Perceptions of Hearts as nothing more than a big, physical unit have been around since Robbie Neilson’s playing days at Tynecastle. They still exist even though he is now head coach. Much as he refutes the notion, he can’t erase it.
Neilson insists he is perfectly happy if people brand Hearts as overly aggressive but argues they are no more robust than any other Scottish Premiership team.

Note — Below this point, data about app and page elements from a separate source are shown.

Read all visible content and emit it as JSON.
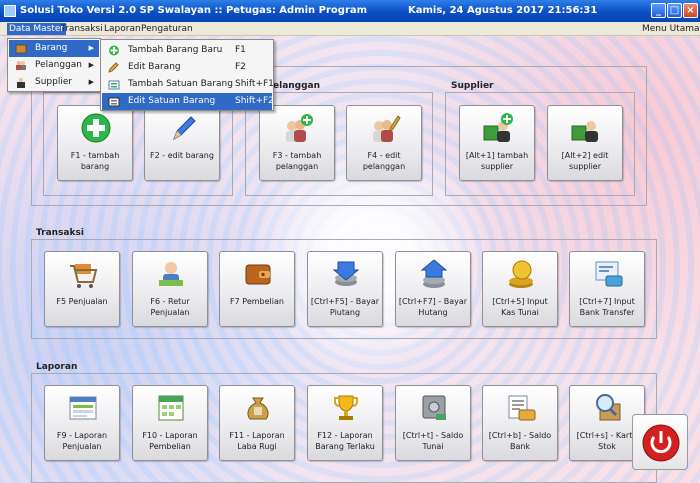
{
  "window": {
    "title_left": "Solusi Toko Versi 2.0 SP Swalayan   ::  Petugas: Admin Program",
    "title_right": "Kamis, 24 Agustus 2017    21:56:31",
    "minimize_glyph": "_",
    "maximize_glyph": "□",
    "close_glyph": "×"
  },
  "menubar": {
    "items": [
      "Data Master",
      "Transaksi",
      "Laporan",
      "Pengaturan"
    ],
    "right": "Menu Utama"
  },
  "data_master_menu": [
    {
      "label": "Barang",
      "icon": "box-icon"
    },
    {
      "label": "Pelanggan",
      "icon": "customers-icon"
    },
    {
      "label": "Supplier",
      "icon": "supplier-icon"
    }
  ],
  "barang_submenu": [
    {
      "label": "Tambah Barang Baru",
      "shortcut": "F1",
      "icon": "add-icon"
    },
    {
      "label": "Edit Barang",
      "shortcut": "F2",
      "icon": "pencil-icon"
    },
    {
      "label": "Tambah Satuan Barang",
      "shortcut": "Shift+F1",
      "icon": "add-unit-icon"
    },
    {
      "label": "Edit Satuan Barang",
      "shortcut": "Shift+F2",
      "icon": "edit-unit-icon"
    }
  ],
  "sections": {
    "pelanggan_fragment": "elanggan",
    "supplier": "Supplier",
    "transaksi": "Transaksi",
    "laporan": "Laporan"
  },
  "data_master_tiles": [
    {
      "label": "F1 - tambah barang",
      "icon": "plus-icon"
    },
    {
      "label": "F2 - edit barang",
      "icon": "pencil-icon"
    },
    {
      "label": "F3 - tambah pelanggan",
      "icon": "add-customer-icon"
    },
    {
      "label": "F4 - edit pelanggan",
      "icon": "edit-customer-icon"
    },
    {
      "label": "[Alt+1] tambah supplier",
      "icon": "add-supplier-icon"
    },
    {
      "label": "[Alt+2] edit supplier",
      "icon": "edit-supplier-icon"
    }
  ],
  "transaksi_tiles": [
    {
      "label": "F5 Penjualan",
      "icon": "cart-icon"
    },
    {
      "label": "F6 - Retur Penjualan",
      "icon": "return-sales-icon"
    },
    {
      "label": "F7 Pembelian",
      "icon": "wallet-icon"
    },
    {
      "label": "[Ctrl+F5] - Bayar Piutang",
      "icon": "receivable-icon"
    },
    {
      "label": "[Ctrl+F7] - Bayar Hutang",
      "icon": "debt-icon"
    },
    {
      "label": "[Ctrl+5] Input Kas Tunai",
      "icon": "coins-icon"
    },
    {
      "label": "[Ctrl+7] Input Bank Transfer",
      "icon": "bank-transfer-icon"
    }
  ],
  "laporan_tiles": [
    {
      "label": "F9 - Laporan Penjualan",
      "icon": "sales-report-icon"
    },
    {
      "label": "F10 - Laporan Pembelian",
      "icon": "purchase-report-icon"
    },
    {
      "label": "F11 - Laporan Laba Rugi",
      "icon": "money-bag-icon"
    },
    {
      "label": "F12 - Laporan Barang Terlaku",
      "icon": "trophy-icon"
    },
    {
      "label": "[Ctrl+t] - Saldo Tunai",
      "icon": "safe-icon"
    },
    {
      "label": "[Ctrl+b] - Saldo Bank",
      "icon": "bank-balance-icon"
    },
    {
      "label": "[Ctrl+s] - Kartu Stok",
      "icon": "stock-card-icon"
    }
  ],
  "power_icon": "power-icon"
}
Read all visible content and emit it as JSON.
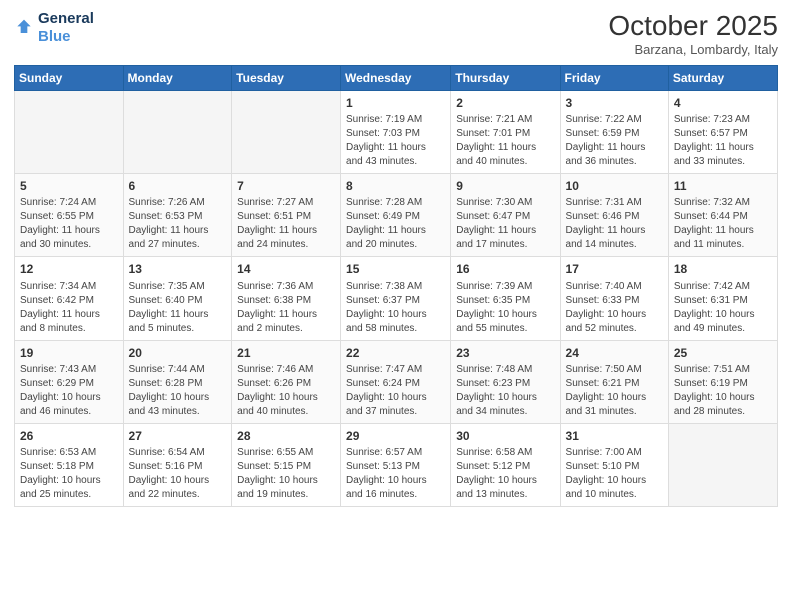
{
  "logo": {
    "line1": "General",
    "line2": "Blue"
  },
  "title": "October 2025",
  "location": "Barzana, Lombardy, Italy",
  "weekdays": [
    "Sunday",
    "Monday",
    "Tuesday",
    "Wednesday",
    "Thursday",
    "Friday",
    "Saturday"
  ],
  "weeks": [
    [
      {
        "day": "",
        "info": ""
      },
      {
        "day": "",
        "info": ""
      },
      {
        "day": "",
        "info": ""
      },
      {
        "day": "1",
        "info": "Sunrise: 7:19 AM\nSunset: 7:03 PM\nDaylight: 11 hours\nand 43 minutes."
      },
      {
        "day": "2",
        "info": "Sunrise: 7:21 AM\nSunset: 7:01 PM\nDaylight: 11 hours\nand 40 minutes."
      },
      {
        "day": "3",
        "info": "Sunrise: 7:22 AM\nSunset: 6:59 PM\nDaylight: 11 hours\nand 36 minutes."
      },
      {
        "day": "4",
        "info": "Sunrise: 7:23 AM\nSunset: 6:57 PM\nDaylight: 11 hours\nand 33 minutes."
      }
    ],
    [
      {
        "day": "5",
        "info": "Sunrise: 7:24 AM\nSunset: 6:55 PM\nDaylight: 11 hours\nand 30 minutes."
      },
      {
        "day": "6",
        "info": "Sunrise: 7:26 AM\nSunset: 6:53 PM\nDaylight: 11 hours\nand 27 minutes."
      },
      {
        "day": "7",
        "info": "Sunrise: 7:27 AM\nSunset: 6:51 PM\nDaylight: 11 hours\nand 24 minutes."
      },
      {
        "day": "8",
        "info": "Sunrise: 7:28 AM\nSunset: 6:49 PM\nDaylight: 11 hours\nand 20 minutes."
      },
      {
        "day": "9",
        "info": "Sunrise: 7:30 AM\nSunset: 6:47 PM\nDaylight: 11 hours\nand 17 minutes."
      },
      {
        "day": "10",
        "info": "Sunrise: 7:31 AM\nSunset: 6:46 PM\nDaylight: 11 hours\nand 14 minutes."
      },
      {
        "day": "11",
        "info": "Sunrise: 7:32 AM\nSunset: 6:44 PM\nDaylight: 11 hours\nand 11 minutes."
      }
    ],
    [
      {
        "day": "12",
        "info": "Sunrise: 7:34 AM\nSunset: 6:42 PM\nDaylight: 11 hours\nand 8 minutes."
      },
      {
        "day": "13",
        "info": "Sunrise: 7:35 AM\nSunset: 6:40 PM\nDaylight: 11 hours\nand 5 minutes."
      },
      {
        "day": "14",
        "info": "Sunrise: 7:36 AM\nSunset: 6:38 PM\nDaylight: 11 hours\nand 2 minutes."
      },
      {
        "day": "15",
        "info": "Sunrise: 7:38 AM\nSunset: 6:37 PM\nDaylight: 10 hours\nand 58 minutes."
      },
      {
        "day": "16",
        "info": "Sunrise: 7:39 AM\nSunset: 6:35 PM\nDaylight: 10 hours\nand 55 minutes."
      },
      {
        "day": "17",
        "info": "Sunrise: 7:40 AM\nSunset: 6:33 PM\nDaylight: 10 hours\nand 52 minutes."
      },
      {
        "day": "18",
        "info": "Sunrise: 7:42 AM\nSunset: 6:31 PM\nDaylight: 10 hours\nand 49 minutes."
      }
    ],
    [
      {
        "day": "19",
        "info": "Sunrise: 7:43 AM\nSunset: 6:29 PM\nDaylight: 10 hours\nand 46 minutes."
      },
      {
        "day": "20",
        "info": "Sunrise: 7:44 AM\nSunset: 6:28 PM\nDaylight: 10 hours\nand 43 minutes."
      },
      {
        "day": "21",
        "info": "Sunrise: 7:46 AM\nSunset: 6:26 PM\nDaylight: 10 hours\nand 40 minutes."
      },
      {
        "day": "22",
        "info": "Sunrise: 7:47 AM\nSunset: 6:24 PM\nDaylight: 10 hours\nand 37 minutes."
      },
      {
        "day": "23",
        "info": "Sunrise: 7:48 AM\nSunset: 6:23 PM\nDaylight: 10 hours\nand 34 minutes."
      },
      {
        "day": "24",
        "info": "Sunrise: 7:50 AM\nSunset: 6:21 PM\nDaylight: 10 hours\nand 31 minutes."
      },
      {
        "day": "25",
        "info": "Sunrise: 7:51 AM\nSunset: 6:19 PM\nDaylight: 10 hours\nand 28 minutes."
      }
    ],
    [
      {
        "day": "26",
        "info": "Sunrise: 6:53 AM\nSunset: 5:18 PM\nDaylight: 10 hours\nand 25 minutes."
      },
      {
        "day": "27",
        "info": "Sunrise: 6:54 AM\nSunset: 5:16 PM\nDaylight: 10 hours\nand 22 minutes."
      },
      {
        "day": "28",
        "info": "Sunrise: 6:55 AM\nSunset: 5:15 PM\nDaylight: 10 hours\nand 19 minutes."
      },
      {
        "day": "29",
        "info": "Sunrise: 6:57 AM\nSunset: 5:13 PM\nDaylight: 10 hours\nand 16 minutes."
      },
      {
        "day": "30",
        "info": "Sunrise: 6:58 AM\nSunset: 5:12 PM\nDaylight: 10 hours\nand 13 minutes."
      },
      {
        "day": "31",
        "info": "Sunrise: 7:00 AM\nSunset: 5:10 PM\nDaylight: 10 hours\nand 10 minutes."
      },
      {
        "day": "",
        "info": ""
      }
    ]
  ]
}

St Johnstone’s Murray Davidson is the most recent to comment on the issue, stating before last month’s meeting between the clubs: “The gaffer has emphasised that games against Hearts are really physical. He’s warned us to keep our discipline because there are a lot of fouls in their matches. I think they’ve had something like 70 fouls in the last five matches, so it’s definitely going to be a real ding-dong. They are a big, physical side so it’s a real test playing them.”
Neilson feels his players compete with the best, both in physical and technical areas. “People look at it and say we’ve got a back four that’s 6ft 2in and 6ft 3in and just think that’s physical. The boys can play football. We’ve got Alim Ozturk who’s 6ft 3 but is probably one of the best passers of a ball in Scotland. Osman Sow isn’t a physical player but because he’s 6ft 4in everyone thinks he is.
“When you look at Aberdeen, Hearts, St Johnstone, to an extent Celtic, they’re all physical teams. You need to be physical. You need that in any division. You have to be strong, you have to be quick. That’s just the way it is.
“We’re not an overly physical team, we’ve just got strong players who want to win games. People speak about foul counts but if you look at it, in most games it’s pretty even. If people want to highlight it, they can highlight it. It’s up to them. It’s always been something that’s been put on Hearts down the years – they’re a big physical team.
“Look at Celtic and the size of their team – Bitton, Ambrose, Craig Gordon. If you want to win leagues, you have to be physical, strong, quick and you have to be ready to go and compete.”
Ahead of this evening’s Scottish Cup tie against Aberdeen, Neilson added that he isn’t fazed hearing such accusations against his side. “It doesn’t tire me. I’m quite happy with it, to be honest with you. Yes, we’re a big, strong, physical team – but people just need to compete against us, then.
“It will be the same against Aberdeen, it will be a physical game. I expect Aberdeen to play Taylor, who is 6ft 4in, Considine, who is 6ft 3in, Reynolds, who is 6ft 2in, possibly Quinn, Rooney, who is 6ft 3in’’, McLean, who is 6ft.
“Everyone’s physical nowadays. If you go down to the English Premier League and you stand in a tunnel, believe me, they’re all 6ft 3in.
“We’ve got Sam Nicholson, we’ve got good players, and you have to have a balance between the two. I think people are looking too much into the physicality of it. Walker, Nicholson, King, Reilly, Pallardo, Gomis, they’re all good football players. You have to have a balance between the two.
“Everyone’s happy if they’re beating teams. If you go to a club, like Perth for instance, and they beat you 3-0, nobody mentions anything about physicality then. If you go up there and go down to ten men and you fight and you get away with a 0-0, then people speak about physicality. That’s just the nature of life.”
Nicholson, one of the most slender footballers in the Scottish Premiership, was startled to think anyone felt he was capable of a physical approach.
“I wish I was a wee bit more physical,” he smiled. “That’s just opinions. Football’s all about opinions I suppose. Looking at it from their point of view, maybe we are being physical but it’s not like I’m going to take anyone out of the game. I would disagree with that. I can’t really see me being physical.”
If anything, he is more likely to suffer brutal treatment as a winger capable of opening up an opposing defence. “I’ve been getting it since I was a wee boy anyway. It’s normal. It’s just the way football is. You’re going to get bad tackles here and there. I wouldn’t say we’re being over physical or anyone’s being over physical with us. It’s been fair and the refs have got the games under control anyway. I would disagree with the statement.
“Sometimes games can be won through winning battles in the middle of the park so it can be good having that bit of physical in you but I wouldn’t say we’re a physical team. Every team’s got physical players but I can’t really see us being a physical team. If I was a bit bigger, maybe I would say I was.
“Even in the Championship, I was getting bullied off the ball and I think that’s something I need to work on. Getting to a side of physicality where you cannot get bullied, I think that’s important and I think the majority of our team have that.”